Starting at the line below that contains "What data populates", print each line through the end of the records exactly as it appears.

Items from an interface collection
============
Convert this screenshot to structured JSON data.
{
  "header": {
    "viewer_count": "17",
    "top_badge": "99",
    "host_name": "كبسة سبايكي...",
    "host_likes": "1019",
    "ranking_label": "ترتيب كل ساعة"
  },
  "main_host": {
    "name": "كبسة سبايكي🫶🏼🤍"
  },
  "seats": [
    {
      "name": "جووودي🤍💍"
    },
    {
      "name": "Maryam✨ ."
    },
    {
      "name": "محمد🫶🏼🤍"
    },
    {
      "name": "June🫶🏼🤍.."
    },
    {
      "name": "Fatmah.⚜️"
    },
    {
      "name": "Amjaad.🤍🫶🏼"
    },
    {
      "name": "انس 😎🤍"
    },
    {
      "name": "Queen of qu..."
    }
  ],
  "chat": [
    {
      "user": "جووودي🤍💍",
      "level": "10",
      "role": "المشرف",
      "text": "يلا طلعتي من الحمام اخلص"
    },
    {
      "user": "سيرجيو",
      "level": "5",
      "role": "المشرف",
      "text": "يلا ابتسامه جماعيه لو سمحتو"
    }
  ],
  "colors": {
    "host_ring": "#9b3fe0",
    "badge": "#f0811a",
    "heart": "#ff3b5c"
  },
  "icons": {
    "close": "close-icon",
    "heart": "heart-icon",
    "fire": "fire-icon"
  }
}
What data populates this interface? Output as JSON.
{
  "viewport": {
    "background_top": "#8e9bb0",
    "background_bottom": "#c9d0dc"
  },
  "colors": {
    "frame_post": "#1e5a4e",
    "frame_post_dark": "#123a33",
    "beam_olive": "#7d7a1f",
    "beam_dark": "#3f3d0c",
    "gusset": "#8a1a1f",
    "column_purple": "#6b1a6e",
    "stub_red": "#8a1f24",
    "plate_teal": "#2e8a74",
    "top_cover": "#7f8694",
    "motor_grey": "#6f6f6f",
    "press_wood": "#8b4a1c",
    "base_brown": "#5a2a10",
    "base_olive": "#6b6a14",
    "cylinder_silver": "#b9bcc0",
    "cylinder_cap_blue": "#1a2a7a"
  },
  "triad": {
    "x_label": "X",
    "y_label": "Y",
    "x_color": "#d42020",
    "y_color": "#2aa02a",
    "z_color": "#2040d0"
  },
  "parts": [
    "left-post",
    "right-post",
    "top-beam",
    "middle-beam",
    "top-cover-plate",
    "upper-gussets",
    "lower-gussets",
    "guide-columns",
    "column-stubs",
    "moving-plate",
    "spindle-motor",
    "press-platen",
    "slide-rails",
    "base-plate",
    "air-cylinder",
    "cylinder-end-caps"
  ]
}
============
▶ _Response area_
What data populates this interface? Output as JSON.
{
  "viewport": {
    "background_top": "#8e9bb0",
    "background_bottom": "#c9d0dc"
  },
  "colors": {
    "frame_post": "#1e5a4e",
    "frame_post_dark": "#123a33",
    "beam_olive": "#7d7a1f",
    "beam_dark": "#3f3d0c",
    "gusset": "#8a1a1f",
    "column_purple": "#6b1a6e",
    "stub_red": "#8a1f24",
    "plate_teal": "#2e8a74",
    "top_cover": "#7f8694",
    "motor_grey": "#6f6f6f",
    "press_wood": "#8b4a1c",
    "base_brown": "#5a2a10",
    "base_olive": "#6b6a14",
    "cylinder_silver": "#b9bcc0",
    "cylinder_cap_blue": "#1a2a7a"
  },
  "triad": {
    "x_label": "X",
    "y_label": "Y",
    "x_color": "#d42020",
    "y_color": "#2aa02a",
    "z_color": "#2040d0"
  },
  "parts": [
    "left-post",
    "right-post",
    "top-beam",
    "middle-beam",
    "top-cover-plate",
    "upper-gussets",
    "lower-gussets",
    "guide-columns",
    "column-stubs",
    "moving-plate",
    "spindle-motor",
    "press-platen",
    "slide-rails",
    "base-plate",
    "air-cylinder",
    "cylinder-end-caps"
  ]
}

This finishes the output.